[Opening EXTRACTED ENTRIES section]

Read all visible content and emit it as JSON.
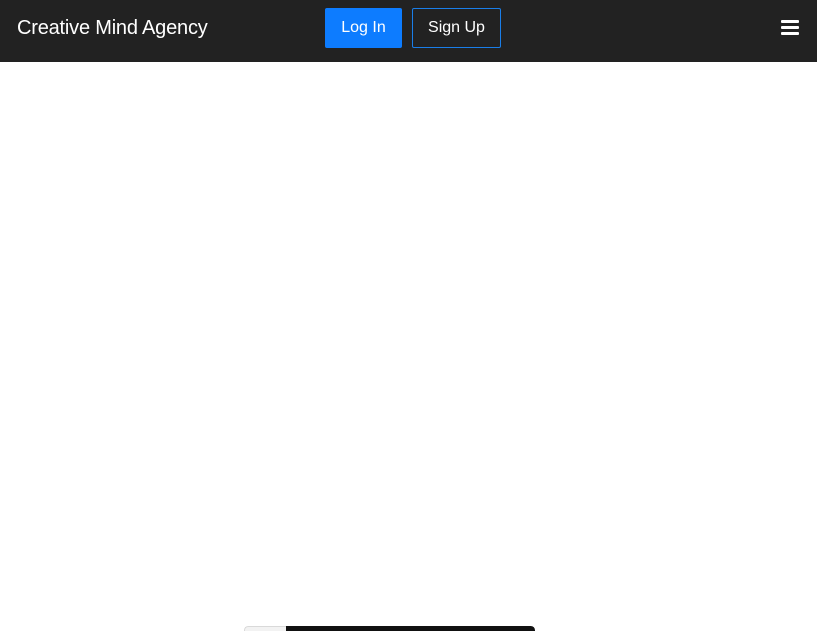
{
  "navbar": {
    "brand": "Creative Mind Agency",
    "login_label": "Log In",
    "signup_label": "Sign Up",
    "menu_icon": "hamburger-menu-icon"
  },
  "colors": {
    "navbar_bg": "#222222",
    "primary": "#0d7cff",
    "text_on_dark": "#ffffff",
    "page_bg": "#ffffff"
  }
}
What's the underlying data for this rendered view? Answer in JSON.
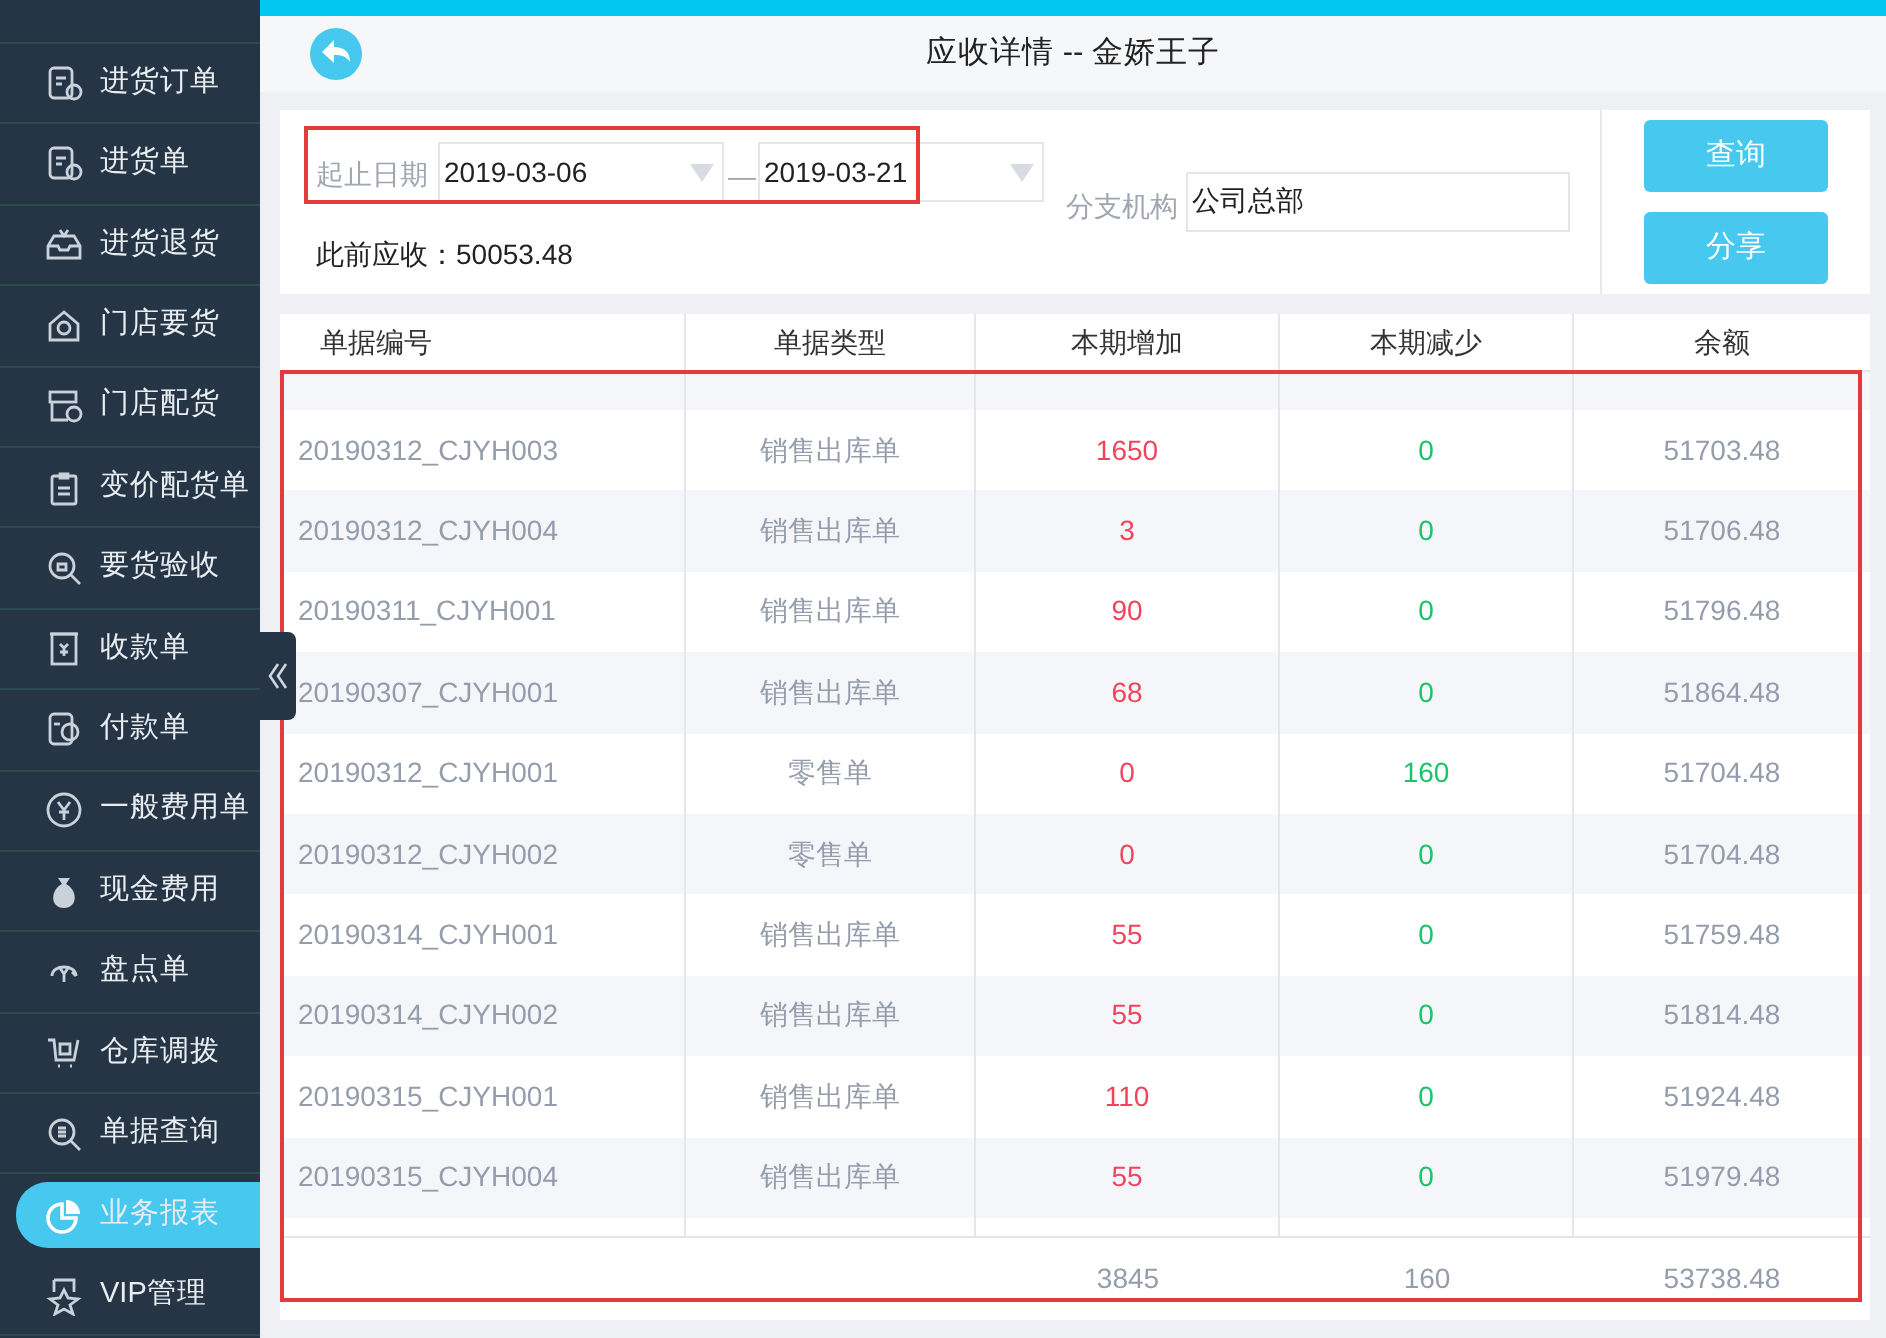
{
  "sidebar": {
    "items": [
      {
        "label": "进货订单",
        "selected": false
      },
      {
        "label": "进货单",
        "selected": false
      },
      {
        "label": "进货退货",
        "selected": false
      },
      {
        "label": "门店要货",
        "selected": false
      },
      {
        "label": "门店配货",
        "selected": false
      },
      {
        "label": "变价配货单",
        "selected": false
      },
      {
        "label": "要货验收",
        "selected": false
      },
      {
        "label": "收款单",
        "selected": false
      },
      {
        "label": "付款单",
        "selected": false
      },
      {
        "label": "一般费用单",
        "selected": false
      },
      {
        "label": "现金费用",
        "selected": false
      },
      {
        "label": "盘点单",
        "selected": false
      },
      {
        "label": "仓库调拨",
        "selected": false
      },
      {
        "label": "单据查询",
        "selected": false
      },
      {
        "label": "业务报表",
        "selected": true
      },
      {
        "label": "VIP管理",
        "selected": false
      }
    ]
  },
  "header": {
    "title": "应收详情 -- 金娇王子"
  },
  "filters": {
    "date_label": "起止日期",
    "start_date": "2019-03-06",
    "separator": "—",
    "end_date": "2019-03-21",
    "branch_label": "分支机构",
    "branch_value": "公司总部",
    "prior_label": "此前应收：",
    "prior_value": "50053.48"
  },
  "buttons": [
    "查询",
    "分享"
  ],
  "table": {
    "columns": [
      "单据编号",
      "单据类型",
      "本期增加",
      "本期减少",
      "余额"
    ],
    "rows": [
      {
        "number": "20190312_CJYH003",
        "type": "销售出库单",
        "increase": "1650",
        "decrease": "0",
        "balance": "51703.48"
      },
      {
        "number": "20190312_CJYH004",
        "type": "销售出库单",
        "increase": "3",
        "decrease": "0",
        "balance": "51706.48"
      },
      {
        "number": "20190311_CJYH001",
        "type": "销售出库单",
        "increase": "90",
        "decrease": "0",
        "balance": "51796.48"
      },
      {
        "number": "20190307_CJYH001",
        "type": "销售出库单",
        "increase": "68",
        "decrease": "0",
        "balance": "51864.48"
      },
      {
        "number": "20190312_CJYH001",
        "type": "零售单",
        "increase": "0",
        "decrease": "160",
        "balance": "51704.48"
      },
      {
        "number": "20190312_CJYH002",
        "type": "零售单",
        "increase": "0",
        "decrease": "0",
        "balance": "51704.48"
      },
      {
        "number": "20190314_CJYH001",
        "type": "销售出库单",
        "increase": "55",
        "decrease": "0",
        "balance": "51759.48"
      },
      {
        "number": "20190314_CJYH002",
        "type": "销售出库单",
        "increase": "55",
        "decrease": "0",
        "balance": "51814.48"
      },
      {
        "number": "20190315_CJYH001",
        "type": "销售出库单",
        "increase": "110",
        "decrease": "0",
        "balance": "51924.48"
      },
      {
        "number": "20190315_CJYH004",
        "type": "销售出库单",
        "increase": "55",
        "decrease": "0",
        "balance": "51979.48"
      }
    ],
    "totals": {
      "increase": "3845",
      "decrease": "160",
      "balance": "53738.48"
    }
  }
}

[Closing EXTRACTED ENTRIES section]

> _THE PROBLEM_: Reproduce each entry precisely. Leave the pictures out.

> _OUTPUT FOR THIS TASK_:
Read all visible content and emit it as JSON.
{
  "navbar": {
    "brand": "Creative Mind Agency",
    "login_label": "Log In",
    "signup_label": "Sign Up",
    "menu_icon": "hamburger-menu-icon"
  },
  "colors": {
    "navbar_bg": "#222222",
    "primary": "#0d7cff",
    "text_on_dark": "#ffffff",
    "page_bg": "#ffffff"
  }
}
What's the underlying data for this rendered view? Answer in JSON.
{
  "sidebar": {
    "items": [
      {
        "label": "进货订单",
        "selected": false
      },
      {
        "label": "进货单",
        "selected": false
      },
      {
        "label": "进货退货",
        "selected": false
      },
      {
        "label": "门店要货",
        "selected": false
      },
      {
        "label": "门店配货",
        "selected": false
      },
      {
        "label": "变价配货单",
        "selected": false
      },
      {
        "label": "要货验收",
        "selected": false
      },
      {
        "label": "收款单",
        "selected": false
      },
      {
        "label": "付款单",
        "selected": false
      },
      {
        "label": "一般费用单",
        "selected": false
      },
      {
        "label": "现金费用",
        "selected": false
      },
      {
        "label": "盘点单",
        "selected": false
      },
      {
        "label": "仓库调拨",
        "selected": false
      },
      {
        "label": "单据查询",
        "selected": false
      },
      {
        "label": "业务报表",
        "selected": true
      },
      {
        "label": "VIP管理",
        "selected": false
      }
    ]
  },
  "header": {
    "title": "应收详情 -- 金娇王子"
  },
  "filters": {
    "date_label": "起止日期",
    "start_date": "2019-03-06",
    "separator": "—",
    "end_date": "2019-03-21",
    "branch_label": "分支机构",
    "branch_value": "公司总部",
    "prior_label": "此前应收：",
    "prior_value": "50053.48"
  },
  "buttons": [
    "查询",
    "分享"
  ],
  "table": {
    "columns": [
      "单据编号",
      "单据类型",
      "本期增加",
      "本期减少",
      "余额"
    ],
    "rows": [
      {
        "number": "20190312_CJYH003",
        "type": "销售出库单",
        "increase": "1650",
        "decrease": "0",
        "balance": "51703.48"
      },
      {
        "number": "20190312_CJYH004",
        "type": "销售出库单",
        "increase": "3",
        "decrease": "0",
        "balance": "51706.48"
      },
      {
        "number": "20190311_CJYH001",
        "type": "销售出库单",
        "increase": "90",
        "decrease": "0",
        "balance": "51796.48"
      },
      {
        "number": "20190307_CJYH001",
        "type": "销售出库单",
        "increase": "68",
        "decrease": "0",
        "balance": "51864.48"
      },
      {
        "number": "20190312_CJYH001",
        "type": "零售单",
        "increase": "0",
        "decrease": "160",
        "balance": "51704.48"
      },
      {
        "number": "20190312_CJYH002",
        "type": "零售单",
        "increase": "0",
        "decrease": "0",
        "balance": "51704.48"
      },
      {
        "number": "20190314_CJYH001",
        "type": "销售出库单",
        "increase": "55",
        "decrease": "0",
        "balance": "51759.48"
      },
      {
        "number": "20190314_CJYH002",
        "type": "销售出库单",
        "increase": "55",
        "decrease": "0",
        "balance": "51814.48"
      },
      {
        "number": "20190315_CJYH001",
        "type": "销售出库单",
        "increase": "110",
        "decrease": "0",
        "balance": "51924.48"
      },
      {
        "number": "20190315_CJYH004",
        "type": "销售出库单",
        "increase": "55",
        "decrease": "0",
        "balance": "51979.48"
      }
    ],
    "totals": {
      "increase": "3845",
      "decrease": "160",
      "balance": "53738.48"
    }
  }
}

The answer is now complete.